Work item
Although the entries contain pictures, your copy should hold only their exact text.

--- Data for analysis Enclosed Below ---

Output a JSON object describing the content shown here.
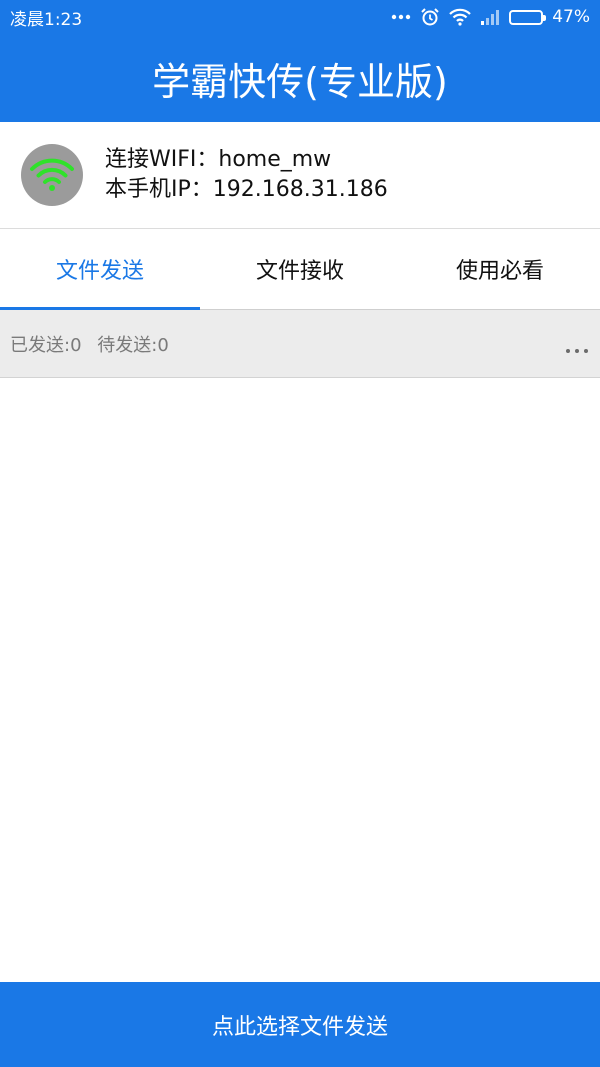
{
  "status_bar": {
    "time": "凌晨1:23",
    "battery_percent": "47%",
    "battery_level": 0.47,
    "icons": [
      "more-dots-icon",
      "alarm-icon",
      "wifi-icon",
      "signal-icon",
      "battery-icon"
    ]
  },
  "header": {
    "title": "学霸快传(专业版)"
  },
  "wifi_info": {
    "icon": "wifi-icon",
    "connected_line": "连接WIFI：home_mw",
    "ip_line": "本手机IP：192.168.31.186"
  },
  "tabs": [
    {
      "label": "文件发送",
      "active": true
    },
    {
      "label": "文件接收",
      "active": false
    },
    {
      "label": "使用必看",
      "active": false
    }
  ],
  "counters": {
    "sent": "已发送:0",
    "pending": "待发送:0",
    "more_icon": "more-horizontal-icon"
  },
  "bottom_button": {
    "label": "点此选择文件发送"
  },
  "colors": {
    "primary": "#1a78e6",
    "wifi_green": "#2fe22a",
    "avatar_gray": "#9b9b9b",
    "counter_bg": "#ececec"
  }
}
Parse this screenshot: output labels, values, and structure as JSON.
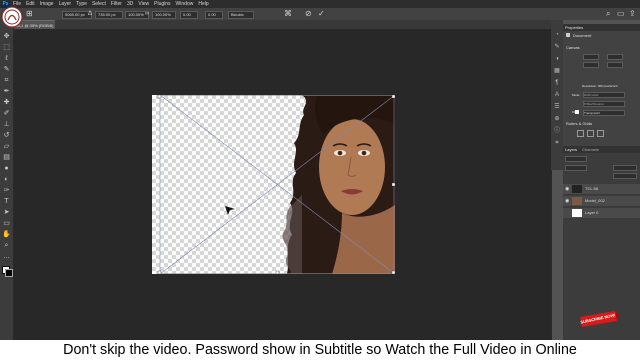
{
  "app": {
    "logo_text": "Ps",
    "menu": [
      "File",
      "Edit",
      "Image",
      "Layer",
      "Type",
      "Select",
      "Filter",
      "3D",
      "View",
      "Plugins",
      "Window",
      "Help"
    ]
  },
  "options_bar": {
    "x_value": "5065.00 px",
    "y_value": "735.00 px",
    "w_value": "100.00%",
    "h_value": "100.00%",
    "angle_value": "0.00",
    "h_skew": "0.00",
    "interp": "Bicubic"
  },
  "document": {
    "tab_label": "Ui-1 @ 35% (RGB/8)"
  },
  "panels": {
    "properties": {
      "title": "Properties",
      "subtitle": "Document",
      "canvas_section": "Canvas",
      "resolution_text": "Resolution: 300 pixels/inch",
      "mode_label": "Mode",
      "mode_value": "RGB Color",
      "bits_value": "8 Bits/Channel",
      "fill_label": "Fill",
      "fill_value": "Transparent",
      "rulers_section": "Rulers & Grids"
    },
    "layers": {
      "tab_layers": "Layers",
      "tab_channels": "Channels",
      "rows": [
        {
          "name": "TCL 88"
        },
        {
          "name": "Model_002"
        },
        {
          "name": "Layer 0"
        }
      ]
    }
  },
  "overlay": {
    "subtitle": "Don't skip the video. Password show in Subtitle so Watch the Full Video in Online",
    "subscribe_label": "SUBSCRIBE NOW!"
  },
  "icons": {
    "tools": [
      "move-icon",
      "marquee-icon",
      "lasso-icon",
      "quick-select-icon",
      "crop-icon",
      "eyedropper-icon",
      "healing-icon",
      "brush-icon",
      "stamp-icon",
      "history-brush-icon",
      "eraser-icon",
      "gradient-icon",
      "blur-icon",
      "dodge-icon",
      "pen-icon",
      "type-icon",
      "path-select-icon",
      "shape-icon",
      "hand-icon",
      "zoom-icon",
      "more-icon",
      "color-swatch-icon"
    ],
    "colors": {
      "accent": "#31a8ff",
      "subscribe": "#d71a1a"
    }
  }
}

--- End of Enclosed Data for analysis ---

Response
Output a JSON object describing the content shown here.
{
  "status_bar": {
    "time": "凌晨1:23",
    "battery_percent": "47%",
    "battery_level": 0.47,
    "icons": [
      "more-dots-icon",
      "alarm-icon",
      "wifi-icon",
      "signal-icon",
      "battery-icon"
    ]
  },
  "header": {
    "title": "学霸快传(专业版)"
  },
  "wifi_info": {
    "icon": "wifi-icon",
    "connected_line": "连接WIFI：home_mw",
    "ip_line": "本手机IP：192.168.31.186"
  },
  "tabs": [
    {
      "label": "文件发送",
      "active": true
    },
    {
      "label": "文件接收",
      "active": false
    },
    {
      "label": "使用必看",
      "active": false
    }
  ],
  "counters": {
    "sent": "已发送:0",
    "pending": "待发送:0",
    "more_icon": "more-horizontal-icon"
  },
  "bottom_button": {
    "label": "点此选择文件发送"
  },
  "colors": {
    "primary": "#1a78e6",
    "wifi_green": "#2fe22a",
    "avatar_gray": "#9b9b9b",
    "counter_bg": "#ececec"
  }
}
Parse this screenshot: output labels, values, and structure as JSON.
{
  "app": {
    "logo_text": "Ps",
    "menu": [
      "File",
      "Edit",
      "Image",
      "Layer",
      "Type",
      "Select",
      "Filter",
      "3D",
      "View",
      "Plugins",
      "Window",
      "Help"
    ]
  },
  "options_bar": {
    "x_value": "5065.00 px",
    "y_value": "735.00 px",
    "w_value": "100.00%",
    "h_value": "100.00%",
    "angle_value": "0.00",
    "h_skew": "0.00",
    "interp": "Bicubic"
  },
  "document": {
    "tab_label": "Ui-1 @ 35% (RGB/8)"
  },
  "panels": {
    "properties": {
      "title": "Properties",
      "subtitle": "Document",
      "canvas_section": "Canvas",
      "resolution_text": "Resolution: 300 pixels/inch",
      "mode_label": "Mode",
      "mode_value": "RGB Color",
      "bits_value": "8 Bits/Channel",
      "fill_label": "Fill",
      "fill_value": "Transparent",
      "rulers_section": "Rulers & Grids"
    },
    "layers": {
      "tab_layers": "Layers",
      "tab_channels": "Channels",
      "rows": [
        {
          "name": "TCL 88"
        },
        {
          "name": "Model_002"
        },
        {
          "name": "Layer 0"
        }
      ]
    }
  },
  "overlay": {
    "subtitle": "Don't skip the video. Password show in Subtitle so Watch the Full Video in Online",
    "subscribe_label": "SUBSCRIBE NOW!"
  },
  "icons": {
    "tools": [
      "move-icon",
      "marquee-icon",
      "lasso-icon",
      "quick-select-icon",
      "crop-icon",
      "eyedropper-icon",
      "healing-icon",
      "brush-icon",
      "stamp-icon",
      "history-brush-icon",
      "eraser-icon",
      "gradient-icon",
      "blur-icon",
      "dodge-icon",
      "pen-icon",
      "type-icon",
      "path-select-icon",
      "shape-icon",
      "hand-icon",
      "zoom-icon",
      "more-icon",
      "color-swatch-icon"
    ],
    "colors": {
      "accent": "#31a8ff",
      "subscribe": "#d71a1a"
    }
  }
}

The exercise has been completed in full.